Images and the Web

Types of Images

There are two image types used for web pages,  GIF files, and JPEG files.  You will need to know about both types of images to take advantage of all the web can do for  your students. 


Why did the first generation of web browsers use new image formats instead of exisiting formats?  One reason is that GIF and JPEG files are compressed, meaning that their file size is smaller than might be the case with the same image stored in other formats.  We all appreciate compressed images every time we view a web page that contains images.


GIF stands for Graphics Interchange Format and was originally developed for users of CompuServe.  The names of files stored in GIF format usually end in .gif.  GIF files use what is called LZW compression. 

How GIF Files are Compressed

GIF files are compressed by replacing long strings of data with shorter ones that indicate the length of the long string.  For example, if your image has a blue background, there is no need to store the information separately  for each blue pixel.  Instead, a GIF file stores the information to make the blue color and the number of times to play the blue pixel, so the image can be much smaller.   In LZW compression, none of the information in the picture is lost when the image is produced.

Gif Color Depth

GIF files can only store information about 256 colors.  This is adequate for clipart, banners, diagrams and pictures you can draw, but is not so good for artwork or images where detail may be important.  Most images produced with low-priced digital cameras will display adequately in GIF format.

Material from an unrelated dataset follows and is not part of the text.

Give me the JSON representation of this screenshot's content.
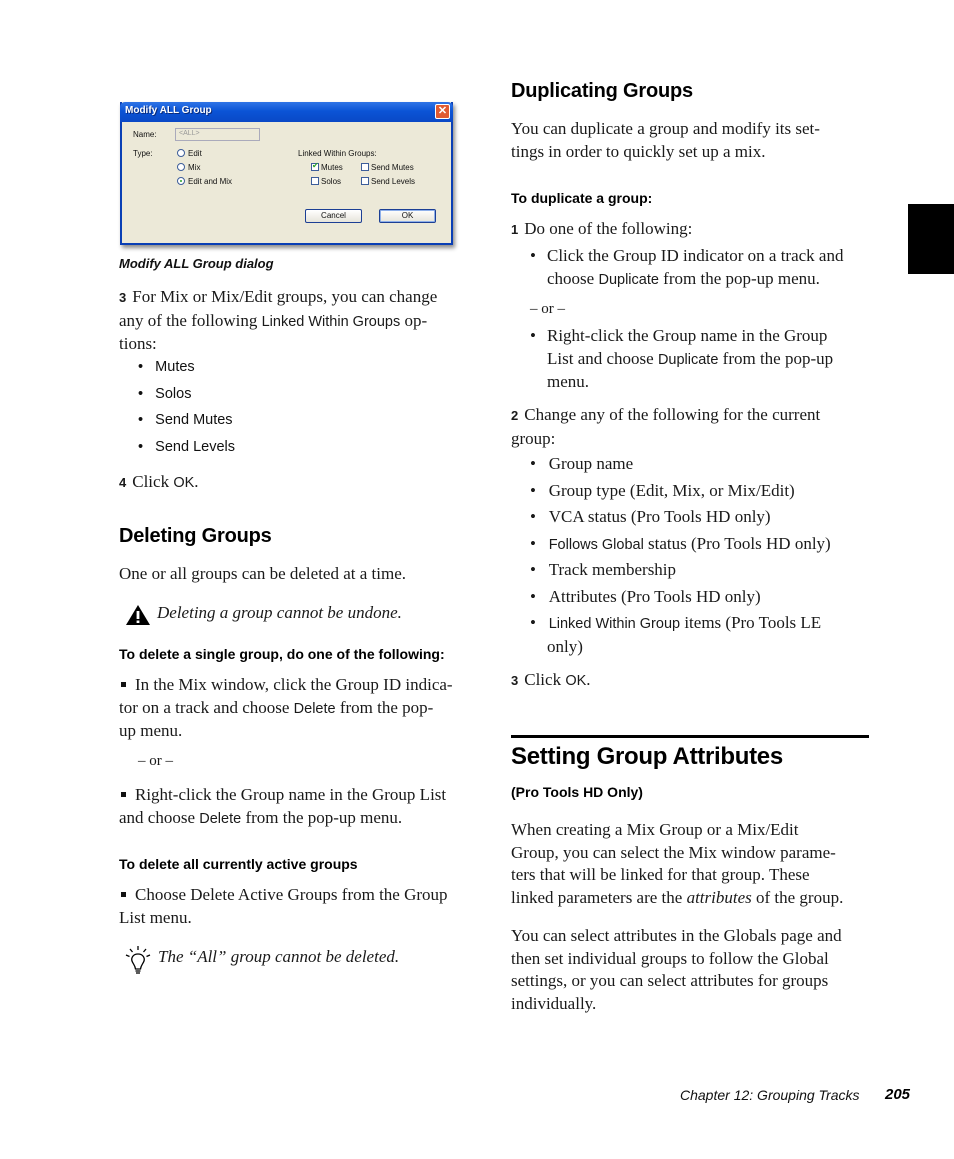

Jpeg                                                                          Gif


JPEG stands for Joint Picture Experts Group.  The names of image files stored in JPEG format end in .jpeg or .jpg.  Like GIF files, JPEG files are also compressed so that they are small enough to be downloaded rapidly over the web.  Images captured by digital cameras and pictures are traditionally stored as JPEG files.

How JPEG Files Are Compressed

JPEG files are usually compressed into smaller files than a corresponding GIF file, so they load faster than the corresponding GIF file.  However, to make JPEG files smaller, some of the picture information is lost so JPEG compression is called lossy.  JPEG files can store more than 16 million different colors, many more than the 256 colors that can be stored in GIF images.  JPEG images can be made to fade in (with some image editors) but have no option for transparent backgrounds.



Illinois Online Network

University of Illinois
Office of the Vice President for Academic Affairs
363 Henry Administration Building
506 South Wright Street
Urbana, Illinois 61801-3620


Copyright The Board of Trustees of the University of Illinois, 1998
Please contact us for questions or comments about this Website or the Illinois Online Network:
Iris Stovall: Michael W. Lindeman: Jennifer Lieberman: